Unless the jerky you bought has days or weeks before the indicated expiration date on the packaging (which means it is an old product), jerky will keep for months even without refrigeration after production.

Make your own spicy kimchi beef jerky noodles

If you are in a hurry or if you need to bring lunch at work and you want a warm, tasty broth, consider this easy-to-make recipe. It is nutritious and filling and very tasty!


This recipe makes 4 bowls of noodles.


  • Beef jerky, 4 ounces, cut into 1/2-inch squares
  • Kimchi, 2 cups
  • Noodles, 4 small nests (ramen, rice noodles, or Italian pasta)
  • Beef base, 4 tablespoons (60ml)
  • Scallions (thinly sliced), 1 cup
  • Chili-garlic sauce, 4 tablespoons (60ml)


  • Shiitake mushroom caps (thinly sliced) – 1 cup


Mix everything in a bowl and add hot water. Let the hot water cook the noodles for 2-3 minutes depending on how firm you want your noodles.
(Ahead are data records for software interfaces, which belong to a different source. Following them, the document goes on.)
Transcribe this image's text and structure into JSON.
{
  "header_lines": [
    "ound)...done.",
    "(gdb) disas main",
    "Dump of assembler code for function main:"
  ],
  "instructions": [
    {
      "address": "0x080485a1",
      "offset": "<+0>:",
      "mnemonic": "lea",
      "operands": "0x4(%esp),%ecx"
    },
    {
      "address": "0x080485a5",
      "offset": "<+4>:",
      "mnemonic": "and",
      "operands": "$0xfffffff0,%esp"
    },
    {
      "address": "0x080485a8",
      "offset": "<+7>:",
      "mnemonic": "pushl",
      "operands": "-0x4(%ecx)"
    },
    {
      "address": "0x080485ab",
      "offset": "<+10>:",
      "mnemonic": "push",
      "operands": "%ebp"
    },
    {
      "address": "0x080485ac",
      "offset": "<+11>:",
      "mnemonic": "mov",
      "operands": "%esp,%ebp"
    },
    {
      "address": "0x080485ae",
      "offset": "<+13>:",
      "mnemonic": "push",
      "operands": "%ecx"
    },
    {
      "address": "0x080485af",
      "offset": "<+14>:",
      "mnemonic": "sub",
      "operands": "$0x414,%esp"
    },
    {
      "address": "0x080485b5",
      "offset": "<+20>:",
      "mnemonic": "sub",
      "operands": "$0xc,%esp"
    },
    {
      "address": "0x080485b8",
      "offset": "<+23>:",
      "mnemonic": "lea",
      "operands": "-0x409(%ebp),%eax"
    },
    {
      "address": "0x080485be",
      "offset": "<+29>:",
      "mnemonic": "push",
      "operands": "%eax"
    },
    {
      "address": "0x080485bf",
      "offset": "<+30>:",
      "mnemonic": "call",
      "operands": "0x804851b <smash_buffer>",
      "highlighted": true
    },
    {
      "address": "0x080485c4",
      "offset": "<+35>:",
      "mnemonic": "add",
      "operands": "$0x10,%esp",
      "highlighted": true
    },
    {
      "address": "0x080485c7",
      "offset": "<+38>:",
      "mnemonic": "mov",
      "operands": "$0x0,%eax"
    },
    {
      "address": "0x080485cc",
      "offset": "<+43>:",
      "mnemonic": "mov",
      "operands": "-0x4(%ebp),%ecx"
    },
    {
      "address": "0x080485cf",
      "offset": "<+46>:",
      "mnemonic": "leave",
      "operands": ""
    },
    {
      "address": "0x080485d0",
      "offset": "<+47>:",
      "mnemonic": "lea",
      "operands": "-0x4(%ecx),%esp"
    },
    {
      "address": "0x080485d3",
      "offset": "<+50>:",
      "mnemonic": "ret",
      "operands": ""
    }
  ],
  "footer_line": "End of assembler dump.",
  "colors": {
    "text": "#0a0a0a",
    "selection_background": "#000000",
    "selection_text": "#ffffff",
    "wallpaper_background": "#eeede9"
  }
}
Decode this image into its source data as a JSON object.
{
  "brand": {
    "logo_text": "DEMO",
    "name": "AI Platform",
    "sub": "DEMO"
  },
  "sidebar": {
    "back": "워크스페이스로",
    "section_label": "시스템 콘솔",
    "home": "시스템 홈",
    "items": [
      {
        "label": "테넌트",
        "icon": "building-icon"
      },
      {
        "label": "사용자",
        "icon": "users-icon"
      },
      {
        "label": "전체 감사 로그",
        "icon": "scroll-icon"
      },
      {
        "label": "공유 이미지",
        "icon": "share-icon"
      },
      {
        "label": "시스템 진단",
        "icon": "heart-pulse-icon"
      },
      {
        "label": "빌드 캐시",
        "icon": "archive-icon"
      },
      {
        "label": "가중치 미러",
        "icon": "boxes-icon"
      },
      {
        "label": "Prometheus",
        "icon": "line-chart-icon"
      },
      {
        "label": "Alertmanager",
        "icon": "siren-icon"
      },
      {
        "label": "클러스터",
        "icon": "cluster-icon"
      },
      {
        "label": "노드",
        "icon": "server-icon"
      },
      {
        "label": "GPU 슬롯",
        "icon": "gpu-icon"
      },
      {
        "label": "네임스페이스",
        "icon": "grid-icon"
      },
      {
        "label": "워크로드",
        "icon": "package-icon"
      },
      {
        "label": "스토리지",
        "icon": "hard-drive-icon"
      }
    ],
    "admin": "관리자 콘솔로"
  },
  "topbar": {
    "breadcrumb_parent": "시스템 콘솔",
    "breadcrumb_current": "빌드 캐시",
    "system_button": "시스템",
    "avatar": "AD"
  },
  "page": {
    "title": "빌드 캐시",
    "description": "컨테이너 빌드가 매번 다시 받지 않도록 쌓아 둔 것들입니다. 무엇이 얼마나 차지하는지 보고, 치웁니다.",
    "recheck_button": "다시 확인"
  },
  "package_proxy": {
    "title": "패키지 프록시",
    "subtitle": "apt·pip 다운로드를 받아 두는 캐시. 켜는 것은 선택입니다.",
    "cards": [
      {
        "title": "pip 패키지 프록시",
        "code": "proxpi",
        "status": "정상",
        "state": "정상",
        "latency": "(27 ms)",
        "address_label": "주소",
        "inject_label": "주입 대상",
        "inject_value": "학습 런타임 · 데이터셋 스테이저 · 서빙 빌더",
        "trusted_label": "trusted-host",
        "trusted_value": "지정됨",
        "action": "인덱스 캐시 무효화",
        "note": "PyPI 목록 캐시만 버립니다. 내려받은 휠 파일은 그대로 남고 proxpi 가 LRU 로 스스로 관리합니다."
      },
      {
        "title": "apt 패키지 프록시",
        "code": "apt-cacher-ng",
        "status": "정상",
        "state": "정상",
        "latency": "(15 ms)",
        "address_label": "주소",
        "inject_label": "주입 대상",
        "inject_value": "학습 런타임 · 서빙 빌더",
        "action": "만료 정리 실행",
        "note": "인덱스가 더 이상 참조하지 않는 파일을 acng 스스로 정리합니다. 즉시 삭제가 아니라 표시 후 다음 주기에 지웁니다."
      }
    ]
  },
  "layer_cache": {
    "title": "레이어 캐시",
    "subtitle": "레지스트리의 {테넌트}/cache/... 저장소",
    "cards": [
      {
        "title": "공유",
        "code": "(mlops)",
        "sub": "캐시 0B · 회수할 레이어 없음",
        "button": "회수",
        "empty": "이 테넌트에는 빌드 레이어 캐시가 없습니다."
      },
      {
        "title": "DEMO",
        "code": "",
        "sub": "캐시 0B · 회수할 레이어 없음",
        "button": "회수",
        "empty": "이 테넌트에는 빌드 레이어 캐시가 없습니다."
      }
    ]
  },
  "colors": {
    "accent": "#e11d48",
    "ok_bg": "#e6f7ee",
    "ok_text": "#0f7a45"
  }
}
The beef jerky, beef base, and chili-garlic sauce should provide this bowl of noodles the flavor and taste it needs.

If you want a fully-loaded bowl, you can also add boiled egg and fried tofu. 



  • Serving Size: 1 Serving
  • Calories: 410 20%
  • Carbs: 11g 4%
  • Sugar: 9g
  • Fiber: 1.8g 7%
  • Protein: 33.2g 66%
  • Fat: 25.6g 39%
  • Saturated Fat: 10.8g 54%
  • Trans Fat 0g 0%
  • Cholesterol 48mg 16%
  • Sodium 2213mg 92%
  • Vitamin C 0mg 0%
  • Vitamin A 0IU 0%
  • Calcium 20mg 2%
  • Iron 5.4mg 30%
  • Potassium 597mg 17%
  • Vitamin E 0.5mg 2%
  • Vitamin K 2.3mcg 3%
  • Vitamin B6 0.2mg 9%
  • Folate 134mcg 34%
  • Vitamin B12 1mcg 17%
  • Magnesium 51mg 13%
  • Phosphorus 407mg 41%
  • Manganese 0.1mg 6%
  • Copper 0.2mg 11%
  • Zinc 8.1mg 54%

Buy farmfresh Jerky from local family farms and ranches in texas

Check availability in your area

Free delivery available
Free pickup available

Get Your from these Local Texas Family Farms & Ranches and Texas Food Artisans